== What the task asks ==
Reproduce the records below exactly; no pictures.

● ● ●

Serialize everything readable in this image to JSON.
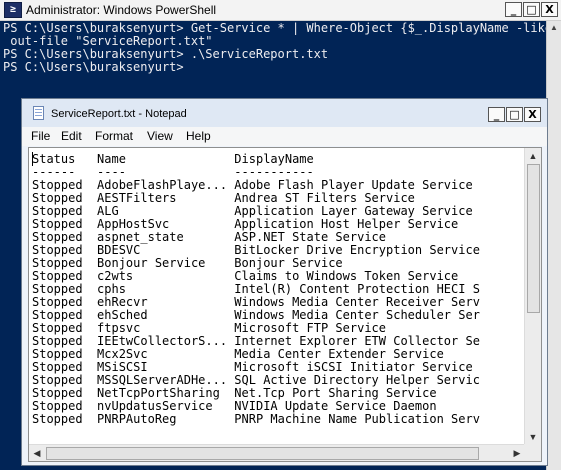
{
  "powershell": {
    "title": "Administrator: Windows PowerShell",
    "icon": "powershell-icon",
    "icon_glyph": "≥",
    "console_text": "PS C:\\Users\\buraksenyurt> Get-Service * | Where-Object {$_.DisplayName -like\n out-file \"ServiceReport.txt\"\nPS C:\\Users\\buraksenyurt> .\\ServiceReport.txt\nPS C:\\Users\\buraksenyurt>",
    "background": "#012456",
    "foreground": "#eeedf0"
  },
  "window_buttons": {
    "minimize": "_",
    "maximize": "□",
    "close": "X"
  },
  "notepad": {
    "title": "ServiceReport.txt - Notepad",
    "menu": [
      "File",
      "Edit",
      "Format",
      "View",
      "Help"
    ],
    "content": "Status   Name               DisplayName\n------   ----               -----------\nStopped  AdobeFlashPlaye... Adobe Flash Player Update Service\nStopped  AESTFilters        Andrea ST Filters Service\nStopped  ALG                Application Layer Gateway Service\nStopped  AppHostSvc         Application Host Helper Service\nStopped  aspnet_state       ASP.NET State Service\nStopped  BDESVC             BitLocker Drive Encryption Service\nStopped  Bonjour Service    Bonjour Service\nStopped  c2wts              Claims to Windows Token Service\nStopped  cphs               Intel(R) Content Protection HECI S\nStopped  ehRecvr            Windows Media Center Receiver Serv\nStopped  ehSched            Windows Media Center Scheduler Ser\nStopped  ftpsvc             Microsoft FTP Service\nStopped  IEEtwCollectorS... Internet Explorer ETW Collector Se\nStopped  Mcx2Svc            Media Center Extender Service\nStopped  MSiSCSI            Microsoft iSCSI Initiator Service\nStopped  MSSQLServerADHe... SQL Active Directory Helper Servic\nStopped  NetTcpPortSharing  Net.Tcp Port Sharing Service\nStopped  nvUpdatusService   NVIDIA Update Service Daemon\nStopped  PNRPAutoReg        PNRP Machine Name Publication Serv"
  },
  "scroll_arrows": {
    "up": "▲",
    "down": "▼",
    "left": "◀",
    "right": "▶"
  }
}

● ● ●

== Solution for this task ==
Serialize everything readable in this image to JSON.
{
  "powershell": {
    "title": "Administrator: Windows PowerShell",
    "icon": "powershell-icon",
    "icon_glyph": "≥",
    "console_text": "PS C:\\Users\\buraksenyurt> Get-Service * | Where-Object {$_.DisplayName -like\n out-file \"ServiceReport.txt\"\nPS C:\\Users\\buraksenyurt> .\\ServiceReport.txt\nPS C:\\Users\\buraksenyurt>",
    "background": "#012456",
    "foreground": "#eeedf0"
  },
  "window_buttons": {
    "minimize": "_",
    "maximize": "□",
    "close": "X"
  },
  "notepad": {
    "title": "ServiceReport.txt - Notepad",
    "menu": [
      "File",
      "Edit",
      "Format",
      "View",
      "Help"
    ],
    "content": "Status   Name               DisplayName\n------   ----               -----------\nStopped  AdobeFlashPlaye... Adobe Flash Player Update Service\nStopped  AESTFilters        Andrea ST Filters Service\nStopped  ALG                Application Layer Gateway Service\nStopped  AppHostSvc         Application Host Helper Service\nStopped  aspnet_state       ASP.NET State Service\nStopped  BDESVC             BitLocker Drive Encryption Service\nStopped  Bonjour Service    Bonjour Service\nStopped  c2wts              Claims to Windows Token Service\nStopped  cphs               Intel(R) Content Protection HECI S\nStopped  ehRecvr            Windows Media Center Receiver Serv\nStopped  ehSched            Windows Media Center Scheduler Ser\nStopped  ftpsvc             Microsoft FTP Service\nStopped  IEEtwCollectorS... Internet Explorer ETW Collector Se\nStopped  Mcx2Svc            Media Center Extender Service\nStopped  MSiSCSI            Microsoft iSCSI Initiator Service\nStopped  MSSQLServerADHe... SQL Active Directory Helper Servic\nStopped  NetTcpPortSharing  Net.Tcp Port Sharing Service\nStopped  nvUpdatusService   NVIDIA Update Service Daemon\nStopped  PNRPAutoReg        PNRP Machine Name Publication Serv"
  },
  "scroll_arrows": {
    "up": "▲",
    "down": "▼",
    "left": "◀",
    "right": "▶"
  }
}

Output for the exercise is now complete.